4. Aunt Leah knows the cardiologist because she was diagnosed with a heart murmur years ago. Her primary care physician caught it during a routine checkup. Instead of the normal lub-dub sound, she heard a sloshy wobble in place of the lub. What is responsible for the heart sounds? The opening/closing of the heart valves and contraction of the heart are responsible for the heart sounds and if the heart sounds are abnormal this tells you that there is something wrong with the blood flow.
Which of Aunt Leah’s valves might be leaking? Is that sloshy sound heart during atrial or ventricular systole? It is possible that Aunt Leah’s atrioventricular valves might be leaking since that is the cause for the lub sound in the heart. That sloshy sound is heard during ventricular systole. Is the dub sound heard during atrial or ventricle diastole? The dub sound is heard during ventricular diastole.
The cardiologist jokingly blamed Jake for Leah’s heart murmur because he tugs at her heart strings.

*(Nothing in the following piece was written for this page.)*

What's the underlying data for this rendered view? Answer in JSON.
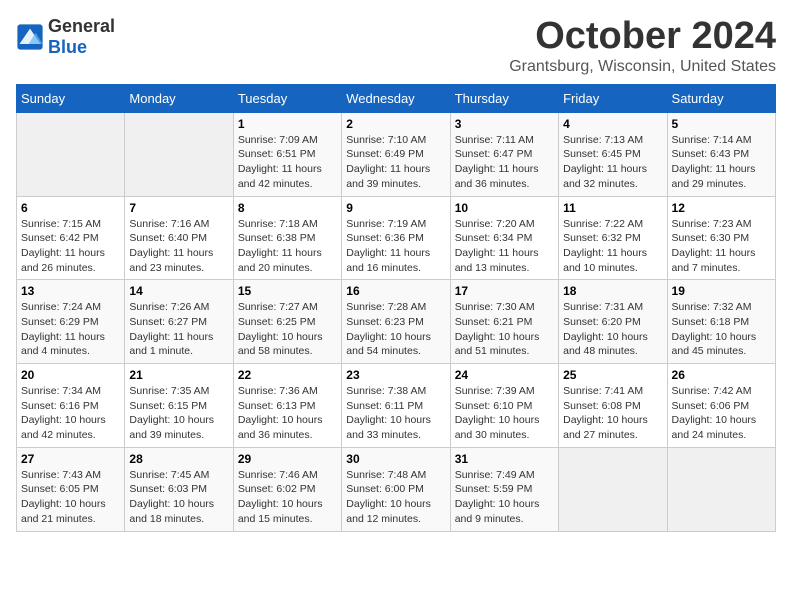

What heart structures can be correlated to “heart strings?” Explain their functional significance. The heart structures that can be